Chandrababu Naidu's walkathon enters 100th day
Hyderabad: Telugu Desam Party president N Chandrababu Naidu's ongoing foot march entered the 100th day on Wednesday after covering over 1,500 kms in 41 assembly constituencies across Andhra Pradesh.
The former chief minister's walkathon "Vastunna Meekosam" (I am coming to you), that began on October 2, is all set to continue it till March 29, though as per the original schedule it is supposed to end on Republic Day.
Chandrababu has so far walked past 702 villages in 41 Assembly constituencies spread over nine out of 23 districts in the state. Now, he has entered the 10th district after covering a total of 1587 km in 99 days.
On January 4, he broke the previous record of 1,468 km (in 68 days) set by the then Leader of Opposition Y S Rajasekhara Reddy in 2003 at the age of 54.
The "Praja Prasthanam" foot march led YSR to the Chief Minister's chair in 2004 and 63-year-old Chandrababu -- now the Leader of Opposition in the state Assembly -- hopes to achieve a similar feat.
The wind, however, is apparently blowing against the TDP in the current political scenario prevailing in AP.
YSR's son Jaganmohan Reddy has emerged as the main challenger for Chandrababu in the "mega fight" set for 2014.
Chandrababu has been virtually promising everything in the state "once I become Chief Minister again".

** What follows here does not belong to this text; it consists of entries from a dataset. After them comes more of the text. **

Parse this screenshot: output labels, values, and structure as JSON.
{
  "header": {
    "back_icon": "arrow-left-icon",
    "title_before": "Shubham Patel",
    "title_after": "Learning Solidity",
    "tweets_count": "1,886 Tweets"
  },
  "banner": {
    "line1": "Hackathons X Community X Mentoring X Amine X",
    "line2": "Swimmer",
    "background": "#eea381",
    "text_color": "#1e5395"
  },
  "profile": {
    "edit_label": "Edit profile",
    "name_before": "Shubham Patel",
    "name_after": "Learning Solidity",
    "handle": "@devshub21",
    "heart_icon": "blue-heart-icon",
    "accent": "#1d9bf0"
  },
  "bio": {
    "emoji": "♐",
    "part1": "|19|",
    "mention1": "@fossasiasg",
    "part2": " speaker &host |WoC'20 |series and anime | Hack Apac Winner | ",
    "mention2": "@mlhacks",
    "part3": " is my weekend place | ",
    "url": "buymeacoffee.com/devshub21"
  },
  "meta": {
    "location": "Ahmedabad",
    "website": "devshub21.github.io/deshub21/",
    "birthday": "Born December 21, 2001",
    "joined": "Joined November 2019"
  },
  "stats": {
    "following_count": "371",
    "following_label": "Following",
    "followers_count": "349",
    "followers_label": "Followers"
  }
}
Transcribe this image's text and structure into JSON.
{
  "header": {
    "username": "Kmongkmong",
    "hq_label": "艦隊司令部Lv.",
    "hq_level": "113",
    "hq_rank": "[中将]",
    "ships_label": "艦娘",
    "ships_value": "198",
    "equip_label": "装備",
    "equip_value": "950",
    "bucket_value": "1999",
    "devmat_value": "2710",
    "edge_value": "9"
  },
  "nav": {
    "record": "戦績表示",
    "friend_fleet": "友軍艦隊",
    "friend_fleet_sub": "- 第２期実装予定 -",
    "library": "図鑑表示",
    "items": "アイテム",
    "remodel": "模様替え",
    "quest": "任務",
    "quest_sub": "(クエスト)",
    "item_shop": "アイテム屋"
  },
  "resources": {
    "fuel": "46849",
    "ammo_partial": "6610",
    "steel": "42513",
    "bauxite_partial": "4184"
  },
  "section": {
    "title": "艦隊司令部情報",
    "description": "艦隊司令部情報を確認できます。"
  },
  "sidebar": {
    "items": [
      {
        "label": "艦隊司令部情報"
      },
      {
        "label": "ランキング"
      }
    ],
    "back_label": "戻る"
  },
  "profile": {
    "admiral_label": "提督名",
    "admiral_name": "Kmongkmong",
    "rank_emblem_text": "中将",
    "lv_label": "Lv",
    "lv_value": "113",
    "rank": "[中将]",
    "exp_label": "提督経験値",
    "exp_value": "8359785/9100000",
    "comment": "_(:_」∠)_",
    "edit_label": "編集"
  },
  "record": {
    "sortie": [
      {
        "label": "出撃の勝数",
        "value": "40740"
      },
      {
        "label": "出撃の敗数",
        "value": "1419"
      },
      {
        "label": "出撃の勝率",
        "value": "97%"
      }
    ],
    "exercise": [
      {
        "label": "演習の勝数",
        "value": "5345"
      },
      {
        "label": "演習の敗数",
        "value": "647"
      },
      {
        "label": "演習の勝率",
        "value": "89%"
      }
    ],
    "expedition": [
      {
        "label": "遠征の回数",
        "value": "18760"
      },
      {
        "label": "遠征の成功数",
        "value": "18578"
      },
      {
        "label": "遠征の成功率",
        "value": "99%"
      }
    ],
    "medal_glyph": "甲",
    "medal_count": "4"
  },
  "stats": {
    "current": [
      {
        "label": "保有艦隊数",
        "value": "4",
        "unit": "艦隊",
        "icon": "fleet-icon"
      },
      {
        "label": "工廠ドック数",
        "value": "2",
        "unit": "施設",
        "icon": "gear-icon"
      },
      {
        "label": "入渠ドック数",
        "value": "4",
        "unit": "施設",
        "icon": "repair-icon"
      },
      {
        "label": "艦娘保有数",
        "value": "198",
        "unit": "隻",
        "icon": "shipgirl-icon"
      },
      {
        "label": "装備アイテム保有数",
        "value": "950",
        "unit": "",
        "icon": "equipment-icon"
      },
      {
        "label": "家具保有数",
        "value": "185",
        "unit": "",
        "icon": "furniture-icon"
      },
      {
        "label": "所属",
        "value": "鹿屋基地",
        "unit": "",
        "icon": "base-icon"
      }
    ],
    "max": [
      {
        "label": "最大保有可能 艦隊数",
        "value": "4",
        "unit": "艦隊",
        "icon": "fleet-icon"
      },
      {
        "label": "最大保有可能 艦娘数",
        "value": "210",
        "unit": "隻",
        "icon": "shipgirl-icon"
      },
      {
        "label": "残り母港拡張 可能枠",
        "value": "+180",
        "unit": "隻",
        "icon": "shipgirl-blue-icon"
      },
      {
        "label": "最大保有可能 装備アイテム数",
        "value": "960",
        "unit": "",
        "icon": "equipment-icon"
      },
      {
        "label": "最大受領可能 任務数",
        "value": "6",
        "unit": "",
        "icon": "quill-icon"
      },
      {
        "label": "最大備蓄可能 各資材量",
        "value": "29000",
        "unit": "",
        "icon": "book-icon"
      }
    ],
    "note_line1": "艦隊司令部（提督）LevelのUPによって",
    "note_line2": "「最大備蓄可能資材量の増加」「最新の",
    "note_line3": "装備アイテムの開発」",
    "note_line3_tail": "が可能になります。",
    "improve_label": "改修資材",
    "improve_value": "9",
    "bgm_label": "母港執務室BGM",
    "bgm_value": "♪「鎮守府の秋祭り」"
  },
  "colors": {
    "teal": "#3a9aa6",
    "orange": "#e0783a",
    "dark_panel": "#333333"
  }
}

From loan waiver for farmers and women self-help groups to free houses to the poor, free education to all from "KG to PG", 10 LPG cylinders to each household and almost everything that one wishes.
During the course of his 100-day walkathon, he has desperately sought to shed the "hi-tech CEO" image that he acquired during his stint as CM between 1995 and 2004. He is trying to re-invent not only himself but also the TDP that is facing an unprecedented crisis in its 31-year history.
The TDP chief donned the farmer's robes and tilled the land, became a blacksmith, ironed clothes, tried his hand at weaving clothes, tapped toddy (without climbing the tree, though), did some carpentry, weaved cane baskets and played every artisan's role as he mingled with people of all hues all through his yatra.